Task instructions -> Reproduce the records that follow without alteration, apart from removing the pictures.

Excerpts from an interface dataset:
☆ ☆ ☆
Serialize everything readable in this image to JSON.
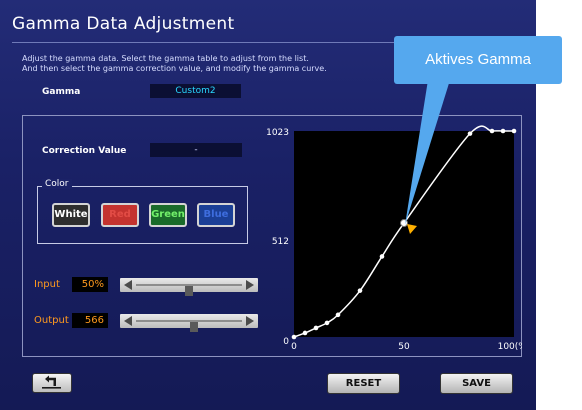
{
  "title": "Gamma Data Adjustment",
  "instructions": [
    "Adjust the gamma data. Select the gamma table to adjust from the list.",
    "And then select the gamma correction value, and modify the gamma curve."
  ],
  "gamma": {
    "label": "Gamma",
    "value": "Custom2"
  },
  "correction": {
    "label": "Correction Value",
    "value": "-"
  },
  "color_group": {
    "legend": "Color",
    "buttons": [
      "White",
      "Red",
      "Green",
      "Blue"
    ],
    "selected": "White"
  },
  "input": {
    "label": "Input",
    "value": "50%",
    "level": 0.5
  },
  "output": {
    "label": "Output",
    "value": "566",
    "level": 0.55
  },
  "chart_data": {
    "type": "line",
    "x": [
      0,
      5,
      10,
      15,
      20,
      30,
      40,
      50,
      80,
      90,
      95,
      100
    ],
    "y": [
      0,
      20,
      45,
      70,
      110,
      230,
      400,
      566,
      1010,
      1023,
      1023,
      1023
    ],
    "x_ticks": [
      "0",
      "50",
      "100(%)"
    ],
    "y_ticks": [
      "0",
      "512",
      "1023"
    ],
    "xlim": [
      0,
      100
    ],
    "ylim": [
      0,
      1023
    ],
    "active_point": {
      "x": 50,
      "y": 566
    },
    "background": "#000000",
    "line_color": "#ffffff",
    "marker_color": "#ffb000"
  },
  "footer": {
    "reset": "RESET",
    "save": "SAVE",
    "back_icon": "return-arrow-icon"
  },
  "callout": {
    "text": "Aktives Gamma",
    "color": "#55a8ee"
  }
}
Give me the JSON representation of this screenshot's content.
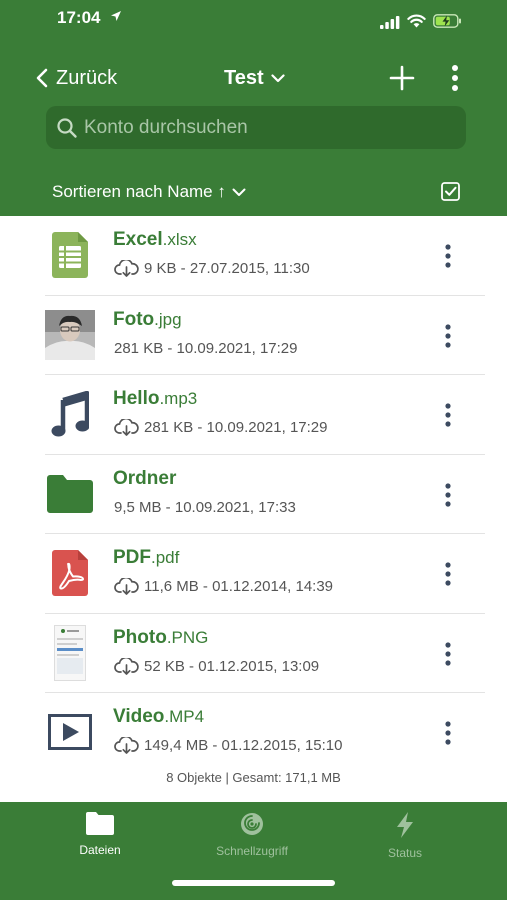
{
  "status_bar": {
    "time": "17:04"
  },
  "nav": {
    "back_label": "Zurück",
    "title": "Test"
  },
  "search": {
    "placeholder": "Konto durchsuchen"
  },
  "sort": {
    "label": "Sortieren nach Name ↑"
  },
  "files": [
    {
      "name": "Excel",
      "ext": ".xlsx",
      "meta": "9 KB - 27.07.2015, 11:30",
      "icon": "spreadsheet-icon",
      "cloud": true
    },
    {
      "name": "Foto",
      "ext": ".jpg",
      "meta": "281 KB - 10.09.2021, 17:29",
      "icon": "photo-thumbnail",
      "cloud": false
    },
    {
      "name": "Hello",
      "ext": ".mp3",
      "meta": "281 KB - 10.09.2021, 17:29",
      "icon": "music-note-icon",
      "cloud": true
    },
    {
      "name": "Ordner",
      "ext": "",
      "meta": "9,5 MB - 10.09.2021, 17:33",
      "icon": "folder-icon",
      "cloud": false
    },
    {
      "name": "PDF",
      "ext": ".pdf",
      "meta": "11,6 MB - 01.12.2014, 14:39",
      "icon": "pdf-icon",
      "cloud": true
    },
    {
      "name": "Photo",
      "ext": ".PNG",
      "meta": "52 KB - 01.12.2015, 13:09",
      "icon": "screenshot-thumbnail",
      "cloud": true
    },
    {
      "name": "Video",
      "ext": ".MP4",
      "meta": "149,4 MB - 01.12.2015, 15:10",
      "icon": "video-play-icon",
      "cloud": true
    }
  ],
  "summary": "8 Objekte | Gesamt: 171,1 MB",
  "tabs": [
    {
      "label": "Dateien",
      "icon": "folder-icon",
      "active": true
    },
    {
      "label": "Schnellzugriff",
      "icon": "quick-access-icon",
      "active": false
    },
    {
      "label": "Status",
      "icon": "lightning-icon",
      "active": false
    }
  ],
  "colors": {
    "brand_green": "#3a7d37",
    "search_bg": "#2f6a2c",
    "text_gray": "#555555",
    "icon_navy": "#3c4a60"
  }
}
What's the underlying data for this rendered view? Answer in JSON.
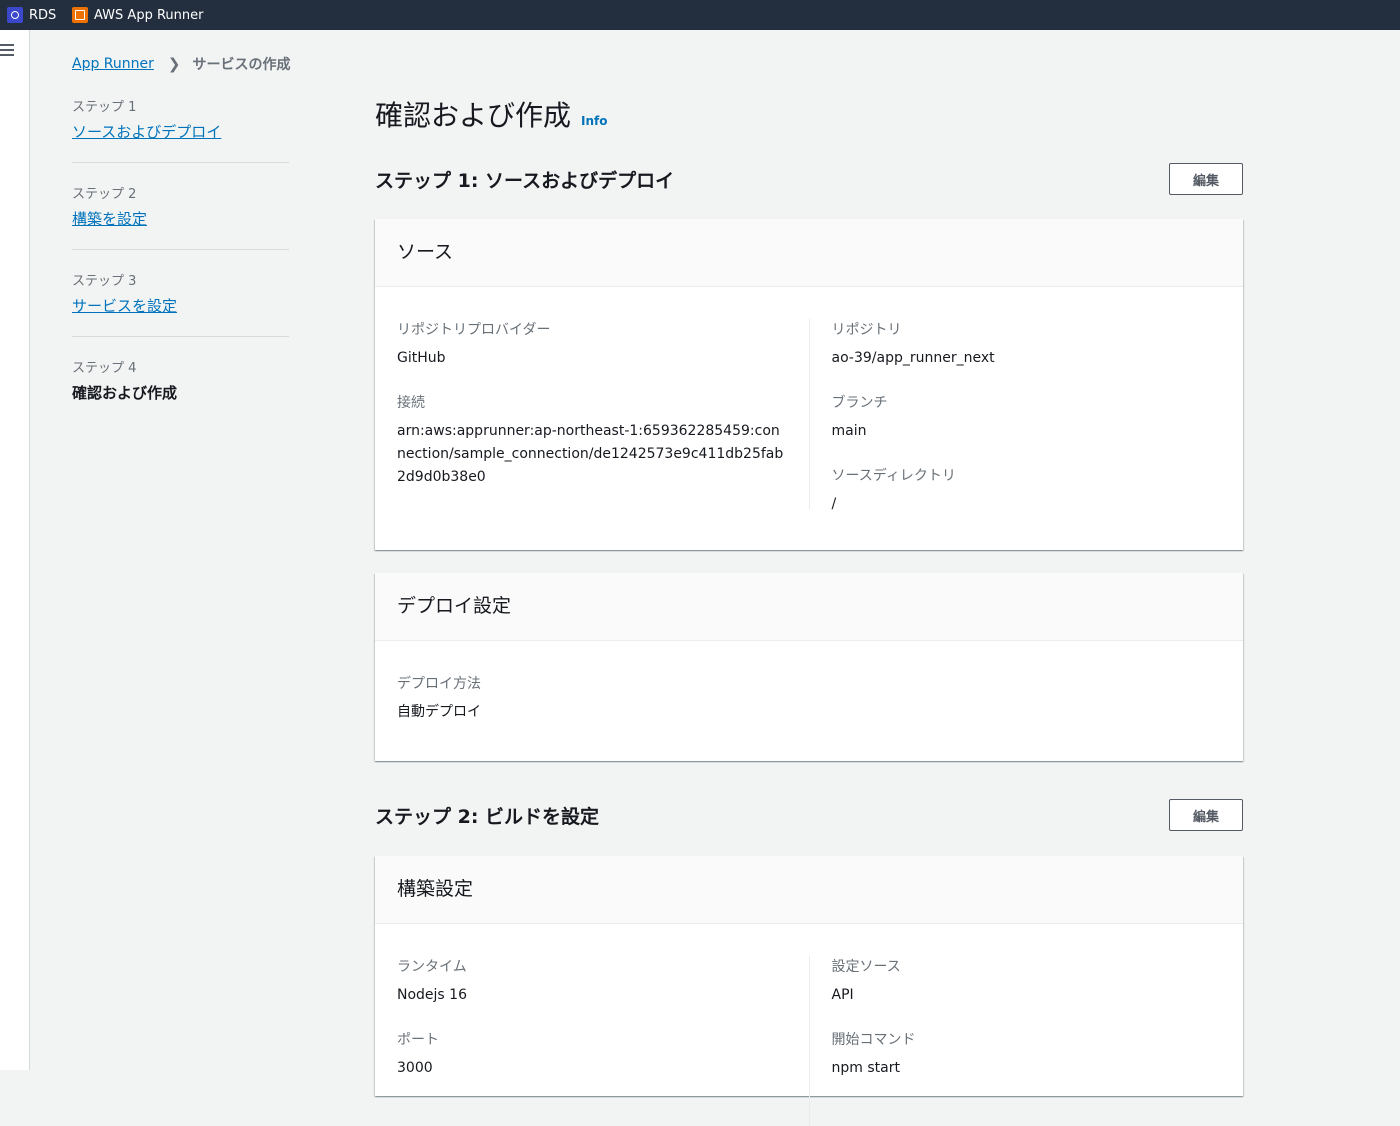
{
  "topbar": {
    "favorites": [
      {
        "icon": "rds-icon",
        "label": "RDS"
      },
      {
        "icon": "app-runner-icon",
        "label": "AWS App Runner"
      }
    ]
  },
  "breadcrumb": {
    "root": "App Runner",
    "current": "サービスの作成"
  },
  "steps": [
    {
      "label": "ステップ 1",
      "name": "ソースおよびデプロイ"
    },
    {
      "label": "ステップ 2",
      "name": "構築を設定"
    },
    {
      "label": "ステップ 3",
      "name": "サービスを設定"
    },
    {
      "label": "ステップ 4",
      "name": "確認および作成"
    }
  ],
  "page": {
    "title": "確認および作成",
    "info": "Info"
  },
  "step1": {
    "heading": "ステップ 1: ソースおよびデプロイ",
    "edit": "編集",
    "source": {
      "title": "ソース",
      "provider_label": "リポジトリプロバイダー",
      "provider_value": "GitHub",
      "connection_label": "接続",
      "connection_value": "arn:aws:apprunner:ap-northeast-1:659362285459:connection/sample_connection/de1242573e9c411db25fab2d9d0b38e0",
      "repo_label": "リポジトリ",
      "repo_value": "ao-39/app_runner_next",
      "branch_label": "ブランチ",
      "branch_value": "main",
      "dir_label": "ソースディレクトリ",
      "dir_value": "/"
    },
    "deploy": {
      "title": "デプロイ設定",
      "method_label": "デプロイ方法",
      "method_value": "自動デプロイ"
    }
  },
  "step2": {
    "heading": "ステップ 2: ビルドを設定",
    "edit": "編集",
    "build": {
      "title": "構築設定",
      "runtime_label": "ランタイム",
      "runtime_value": "Nodejs 16",
      "port_label": "ポート",
      "port_value": "3000",
      "config_label": "設定ソース",
      "config_value": "API",
      "start_label": "開始コマンド",
      "start_value": "npm start"
    }
  }
}
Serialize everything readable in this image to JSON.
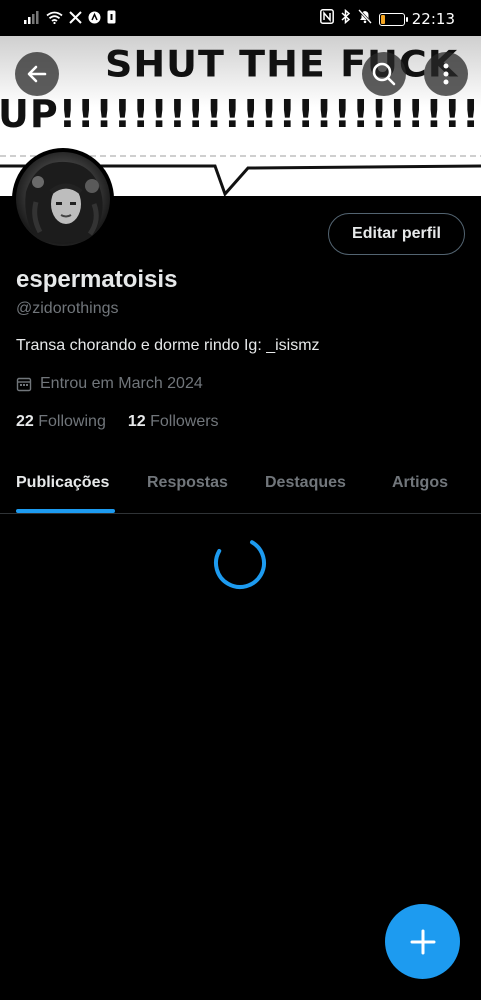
{
  "status_bar": {
    "time": "22:13",
    "battery_level": "19",
    "battery_fraction": 0.19,
    "left_icons": [
      "signal-icon",
      "wifi-icon",
      "x-app-icon",
      "app-notification-icon",
      "phone-notification-icon"
    ],
    "right_icons": [
      "nfc-icon",
      "bluetooth-icon",
      "mute-icon",
      "battery-icon"
    ]
  },
  "banner": {
    "line1": "SHUT THE FUCK",
    "line2": "UP!!!!!!!!!!!!!!!!!!!!!!!!!!!"
  },
  "profile": {
    "name": "espermatoisis",
    "handle": "@zidorothings",
    "bio": "Transa chorando e dorme rindo Ig: _isismz",
    "joined": "Entrou em March 2024",
    "following_count": "22",
    "following_label": "Following",
    "followers_count": "12",
    "followers_label": "Followers",
    "edit_label": "Editar perfil"
  },
  "tabs": [
    {
      "label": "Publicações",
      "active": true
    },
    {
      "label": "Respostas",
      "active": false
    },
    {
      "label": "Destaques",
      "active": false
    },
    {
      "label": "Artigos",
      "active": false
    }
  ],
  "colors": {
    "accent": "#1d9bf0",
    "background": "#000000",
    "secondary_text": "#71767b",
    "battery": "#f5a623"
  }
}
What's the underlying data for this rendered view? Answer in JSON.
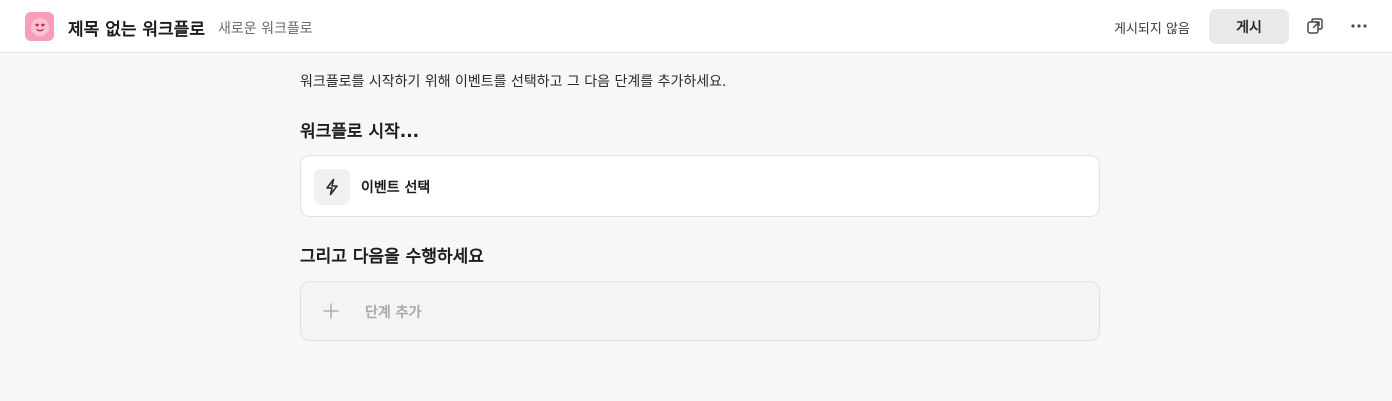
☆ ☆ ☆
Reply to the exercise ->
Serialize everything readable in this image to JSON.
{
  "title": "Gamma Data Adjustment",
  "instructions": [
    "Adjust the gamma data. Select the gamma table to adjust from the list.",
    "And then select the gamma correction value, and modify the gamma curve."
  ],
  "gamma": {
    "label": "Gamma",
    "value": "Custom2"
  },
  "correction": {
    "label": "Correction Value",
    "value": "-"
  },
  "color_group": {
    "legend": "Color",
    "buttons": [
      "White",
      "Red",
      "Green",
      "Blue"
    ],
    "selected": "White"
  },
  "input": {
    "label": "Input",
    "value": "50%",
    "level": 0.5
  },
  "output": {
    "label": "Output",
    "value": "566",
    "level": 0.55
  },
  "chart_data": {
    "type": "line",
    "x": [
      0,
      5,
      10,
      15,
      20,
      30,
      40,
      50,
      80,
      90,
      95,
      100
    ],
    "y": [
      0,
      20,
      45,
      70,
      110,
      230,
      400,
      566,
      1010,
      1023,
      1023,
      1023
    ],
    "x_ticks": [
      "0",
      "50",
      "100(%)"
    ],
    "y_ticks": [
      "0",
      "512",
      "1023"
    ],
    "xlim": [
      0,
      100
    ],
    "ylim": [
      0,
      1023
    ],
    "active_point": {
      "x": 50,
      "y": 566
    },
    "background": "#000000",
    "line_color": "#ffffff",
    "marker_color": "#ffb000"
  },
  "footer": {
    "reset": "RESET",
    "save": "SAVE",
    "back_icon": "return-arrow-icon"
  },
  "callout": {
    "text": "Aktives Gamma",
    "color": "#55a8ee"
  }
}
Give me the JSON representation of this screenshot's content.
{
  "status_bar": {
    "time": "17:04"
  },
  "nav": {
    "back_label": "Zurück",
    "title": "Test"
  },
  "search": {
    "placeholder": "Konto durchsuchen"
  },
  "sort": {
    "label": "Sortieren nach Name ↑"
  },
  "files": [
    {
      "name": "Excel",
      "ext": ".xlsx",
      "meta": "9 KB - 27.07.2015, 11:30",
      "icon": "spreadsheet-icon",
      "cloud": true
    },
    {
      "name": "Foto",
      "ext": ".jpg",
      "meta": "281 KB - 10.09.2021, 17:29",
      "icon": "photo-thumbnail",
      "cloud": false
    },
    {
      "name": "Hello",
      "ext": ".mp3",
      "meta": "281 KB - 10.09.2021, 17:29",
      "icon": "music-note-icon",
      "cloud": true
    },
    {
      "name": "Ordner",
      "ext": "",
      "meta": "9,5 MB - 10.09.2021, 17:33",
      "icon": "folder-icon",
      "cloud": false
    },
    {
      "name": "PDF",
      "ext": ".pdf",
      "meta": "11,6 MB - 01.12.2014, 14:39",
      "icon": "pdf-icon",
      "cloud": true
    },
    {
      "name": "Photo",
      "ext": ".PNG",
      "meta": "52 KB - 01.12.2015, 13:09",
      "icon": "screenshot-thumbnail",
      "cloud": true
    },
    {
      "name": "Video",
      "ext": ".MP4",
      "meta": "149,4 MB - 01.12.2015, 15:10",
      "icon": "video-play-icon",
      "cloud": true
    }
  ],
  "summary": "8 Objekte | Gesamt: 171,1 MB",
  "tabs": [
    {
      "label": "Dateien",
      "icon": "folder-icon",
      "active": true
    },
    {
      "label": "Schnellzugriff",
      "icon": "quick-access-icon",
      "active": false
    },
    {
      "label": "Status",
      "icon": "lightning-icon",
      "active": false
    }
  ],
  "colors": {
    "brand_green": "#3a7d37",
    "search_bg": "#2f6a2c",
    "text_gray": "#555555",
    "icon_navy": "#3c4a60"
  }
}
What's the underlying data for this rendered view? Answer in JSON.
{
  "topbar": {
    "favorites": [
      {
        "icon": "rds-icon",
        "label": "RDS"
      },
      {
        "icon": "app-runner-icon",
        "label": "AWS App Runner"
      }
    ]
  },
  "breadcrumb": {
    "root": "App Runner",
    "current": "サービスの作成"
  },
  "steps": [
    {
      "label": "ステップ 1",
      "name": "ソースおよびデプロイ"
    },
    {
      "label": "ステップ 2",
      "name": "構築を設定"
    },
    {
      "label": "ステップ 3",
      "name": "サービスを設定"
    },
    {
      "label": "ステップ 4",
      "name": "確認および作成"
    }
  ],
  "page": {
    "title": "確認および作成",
    "info": "Info"
  },
  "step1": {
    "heading": "ステップ 1: ソースおよびデプロイ",
    "edit": "編集",
    "source": {
      "title": "ソース",
      "provider_label": "リポジトリプロバイダー",
      "provider_value": "GitHub",
      "connection_label": "接続",
      "connection_value": "arn:aws:apprunner:ap-northeast-1:659362285459:connection/sample_connection/de1242573e9c411db25fab2d9d0b38e0",
      "repo_label": "リポジトリ",
      "repo_value": "ao-39/app_runner_next",
      "branch_label": "ブランチ",
      "branch_value": "main",
      "dir_label": "ソースディレクトリ",
      "dir_value": "/"
    },
    "deploy": {
      "title": "デプロイ設定",
      "method_label": "デプロイ方法",
      "method_value": "自動デプロイ"
    }
  },
  "step2": {
    "heading": "ステップ 2: ビルドを設定",
    "edit": "編集",
    "build": {
      "title": "構築設定",
      "runtime_label": "ランタイム",
      "runtime_value": "Nodejs 16",
      "port_label": "ポート",
      "port_value": "3000",
      "config_label": "設定ソース",
      "config_value": "API",
      "start_label": "開始コマンド",
      "start_value": "npm start"
    }
  }
}
Serialize everything readable in this image to JSON.
{
  "status_bar": {
    "time": "22:13",
    "battery_level": "19",
    "battery_fraction": 0.19,
    "left_icons": [
      "signal-icon",
      "wifi-icon",
      "x-app-icon",
      "app-notification-icon",
      "phone-notification-icon"
    ],
    "right_icons": [
      "nfc-icon",
      "bluetooth-icon",
      "mute-icon",
      "battery-icon"
    ]
  },
  "banner": {
    "line1": "SHUT THE FUCK",
    "line2": "UP!!!!!!!!!!!!!!!!!!!!!!!!!!!"
  },
  "profile": {
    "name": "espermatoisis",
    "handle": "@zidorothings",
    "bio": "Transa chorando e dorme rindo Ig: _isismz",
    "joined": "Entrou em March 2024",
    "following_count": "22",
    "following_label": "Following",
    "followers_count": "12",
    "followers_label": "Followers",
    "edit_label": "Editar perfil"
  },
  "tabs": [
    {
      "label": "Publicações",
      "active": true
    },
    {
      "label": "Respostas",
      "active": false
    },
    {
      "label": "Destaques",
      "active": false
    },
    {
      "label": "Artigos",
      "active": false
    }
  ],
  "colors": {
    "accent": "#1d9bf0",
    "background": "#000000",
    "secondary_text": "#71767b",
    "battery": "#f5a623"
  }
}
What's the underlying data for this rendered view? Answer in JSON.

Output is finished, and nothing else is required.